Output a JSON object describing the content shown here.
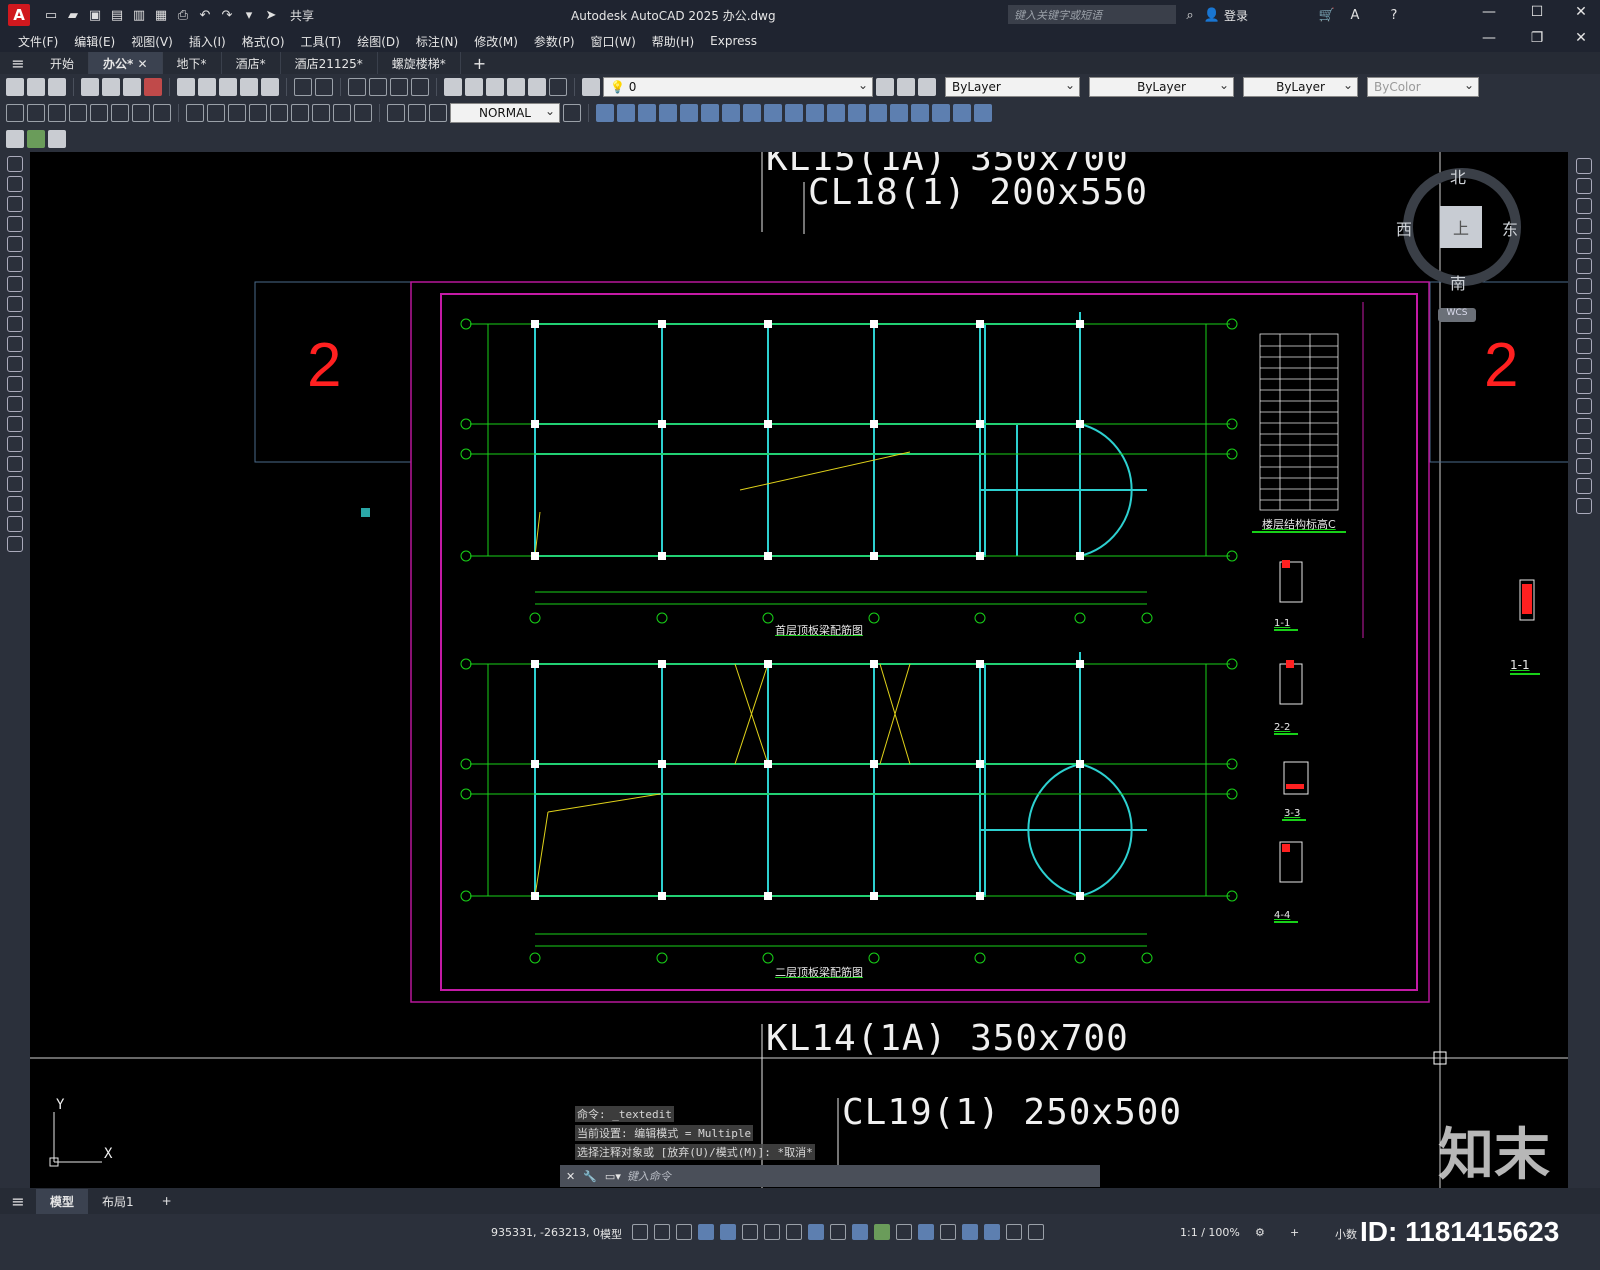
{
  "app": {
    "title": "Autodesk AutoCAD 2025    办公.dwg",
    "logo": "A",
    "share_label": "共享",
    "search_placeholder": "键入关键字或短语",
    "login_label": "登录"
  },
  "menu": [
    "文件(F)",
    "编辑(E)",
    "视图(V)",
    "插入(I)",
    "格式(O)",
    "工具(T)",
    "绘图(D)",
    "标注(N)",
    "修改(M)",
    "参数(P)",
    "窗口(W)",
    "帮助(H)",
    "Express"
  ],
  "file_tabs": [
    {
      "label": "开始",
      "active": false
    },
    {
      "label": "办公*",
      "active": true
    },
    {
      "label": "地下*",
      "active": false
    },
    {
      "label": "酒店*",
      "active": false
    },
    {
      "label": "酒店21125*",
      "active": false
    },
    {
      "label": "螺旋楼梯*",
      "active": false
    }
  ],
  "properties": {
    "layer": "0",
    "text_style": "NORMAL",
    "color": "ByLayer",
    "linetype": "ByLayer",
    "lineweight": "ByLayer",
    "plotstyle": "ByColor"
  },
  "canvas": {
    "label_top_1": "KL15(1A) 350x700",
    "label_top_2": "CL18(1) 200x550",
    "label_bottom_1": "KL14(1A) 350x700",
    "label_bottom_2": "CL19(1) 250x500",
    "marker_left": "2",
    "marker_right": "2",
    "plan1_title": "首层顶板梁配筋图",
    "plan2_title": "二层顶板梁配筋图",
    "elev_table_title": "楼层结构标高C",
    "sections": [
      "1-1",
      "2-2",
      "3-3",
      "4-4"
    ],
    "right_section": "1-1"
  },
  "viewcube": {
    "north": "北",
    "south": "南",
    "east": "东",
    "west": "西",
    "top": "上",
    "wcs": "WCS"
  },
  "ucs": {
    "x": "X",
    "y": "Y"
  },
  "command": {
    "history": [
      "命令: _textedit",
      "当前设置: 编辑模式 = Multiple",
      "选择注释对象或 [放弃(U)/模式(M)]: *取消*"
    ],
    "placeholder": "键入命令"
  },
  "layout_tabs": [
    {
      "label": "模型",
      "active": true
    },
    {
      "label": "布局1",
      "active": false
    }
  ],
  "status": {
    "coords": "935331, -263213, 0",
    "mode": "模型",
    "scale": "1:1 / 100%",
    "units": "小数"
  },
  "watermark": {
    "brand": "知末",
    "id": "ID: 1181415623"
  }
}
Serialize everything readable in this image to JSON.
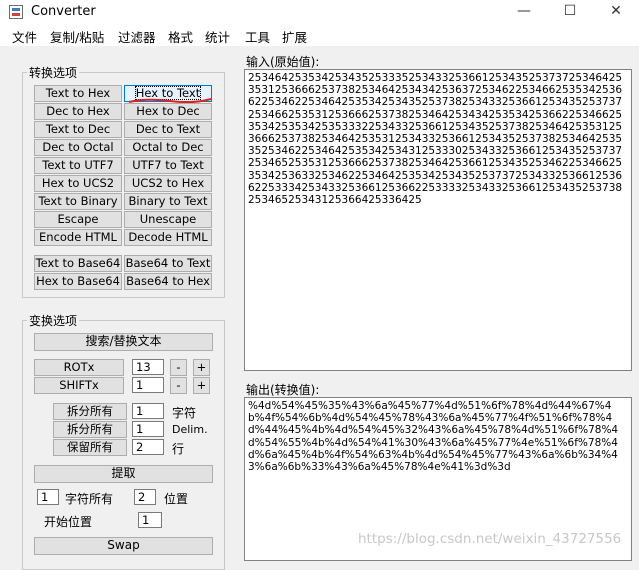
{
  "window": {
    "title": "Converter",
    "min": "—",
    "max": "☐",
    "close": "✕"
  },
  "menu": [
    "文件",
    "复制/粘贴",
    "过滤器",
    "格式",
    "统计",
    "工具",
    "扩展"
  ],
  "convert_group": {
    "title": "转换选项",
    "buttons": [
      [
        "Text to Hex",
        "Hex to Text"
      ],
      [
        "Dec to Hex",
        "Hex to Dec"
      ],
      [
        "Text to Dec",
        "Dec to Text"
      ],
      [
        "Dec to Octal",
        "Octal to Dec"
      ],
      [
        "Text to UTF7",
        "UTF7 to Text"
      ],
      [
        "Hex to UCS2",
        "UCS2 to Hex"
      ],
      [
        "Text to Binary",
        "Binary to Text"
      ],
      [
        "Escape",
        "Unescape"
      ],
      [
        "Encode HTML",
        "Decode HTML"
      ],
      [
        "Text to Base64",
        "Base64 to Text"
      ],
      [
        "Hex to Base64",
        "Base64 to Hex"
      ]
    ]
  },
  "transform_group": {
    "title": "变换选项",
    "search_replace": "搜索/替换文本",
    "rotx_label": "ROTx",
    "rotx_value": "13",
    "shiftx_label": "SHIFTx",
    "shiftx_value": "1",
    "minus": "-",
    "plus": "+",
    "split_all_1": "拆分所有",
    "split_all_1_value": "1",
    "split_all_1_unit": "字符",
    "split_all_2": "拆分所有",
    "split_all_2_value": "1",
    "split_all_2_unit": "Delim.",
    "keep_all": "保留所有",
    "keep_all_value": "2",
    "keep_all_unit": "行",
    "extract": "提取",
    "extract_count": "1",
    "extract_chars_label": "字符所有",
    "extract_pos_value": "2",
    "extract_pos_label": "位置",
    "start_pos_label": "开始位置",
    "start_pos_value": "1",
    "swap": "Swap"
  },
  "input": {
    "label": "输入(原始值):",
    "text": "2534642535342534352533352534332536612534352537372534642535312536662537382534642534342536372534622534662535342536622534622534642535342534352537382534332536612534352537372534662535312536662537382534642534342535342536622534662535342535342535333225343325366125343525373825346425353125366625373825346425353125343325366125343525373825346425353525346225346425353425343125333025343325366125343525373725346525353125366625373825346425366125343525346225346625353425363325346225346425353425343525373725343325366125366225333425343325366125366225333325343325366125343525373825346525343125366425336425"
  },
  "output": {
    "label": "输出(转换值):",
    "text": "%4d%54%45%35%43%6a%45%77%4d%51%6f%78%4d%44%67%4b%4f%54%6b%4d%54%45%78%43%6a%45%77%4f%51%6f%78%4d%44%45%4b%4d%54%45%32%43%6a%45%78%4d%51%6f%78%4d%54%55%4b%4d%54%41%30%43%6a%45%77%4e%51%6f%78%4d%6a%45%4b%4f%54%63%4b%4d%54%45%77%43%6a%6b%34%43%6a%6b%33%43%6a%45%78%4e%41%3d%3d"
  },
  "watermark": "https://blog.csdn.net/weixin_43727556"
}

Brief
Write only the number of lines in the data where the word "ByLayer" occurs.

Finished task
3